In part 2 we had a look at the accuracy of the approximated functions. In this part we will take a look at the speed of the same approximated functions.
There is no reason to use approximation unless you gain something from it. Usually the gain will be in the form of a speed improvement over the real function. Embedded devices with low memory and low frequency CPU can benefit greatly from approximation – even new computers can benefit from it. Lets test it out:
The timing depends a lot on the platform and settings. This is compiled under .Net 3.5 SP1 x64 in release mode. Timing is based on 1000000 iterations.
The results are clear – the quadratic curve equation is a lot faster than both the Taylor series and real sine function. The quadratic curve equation is also more accurate than the Taylor series.

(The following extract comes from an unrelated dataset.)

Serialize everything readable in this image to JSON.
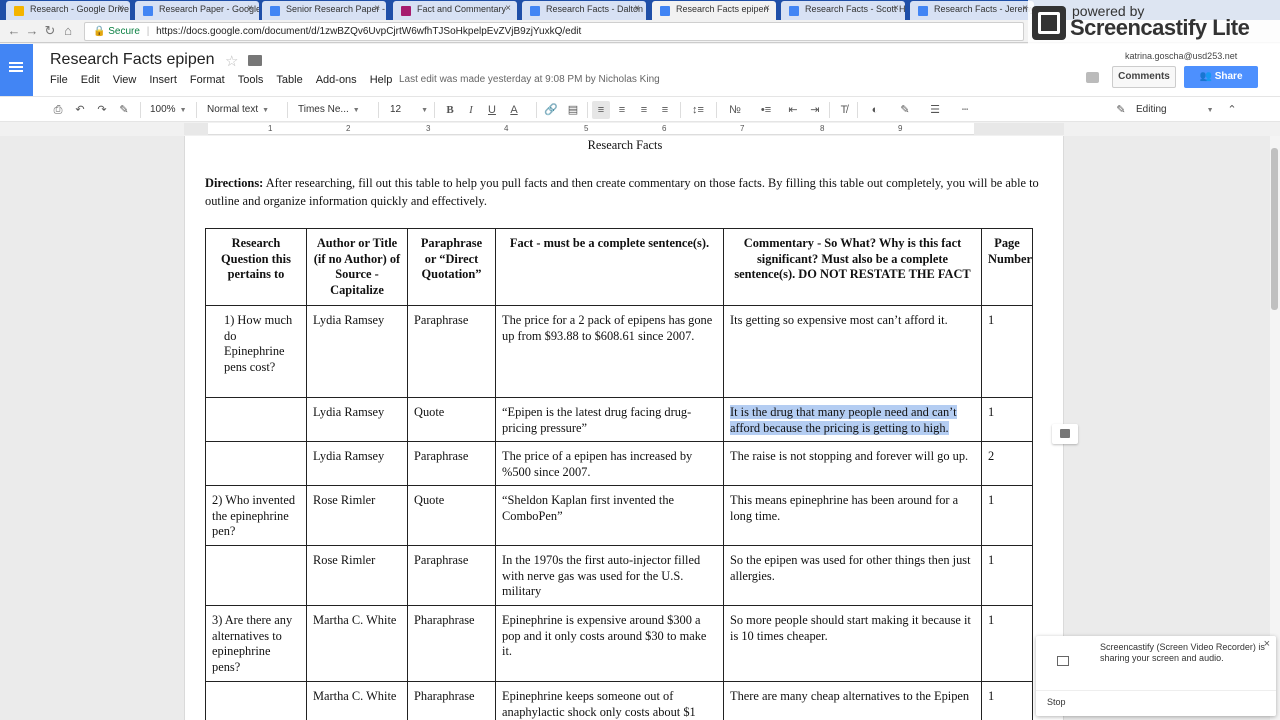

If you are programming for embedded devices such as mobile phones, PDAs or barcode readers, you can gain a lot of function approximations. In this article series we tested the accuracy (true across all platforms – small but consistent variations can occur) and the speed on the PC platform. Using a quadratic curve approximation with added accuracy can give you 10 times better performance for a small sacrifice in accuracy.
You can get the code to the approximation library (written in C#) here: Approx.net
Update: I managed to improve the performance of the LowSin() function. It now runs at 3 ms on my computer.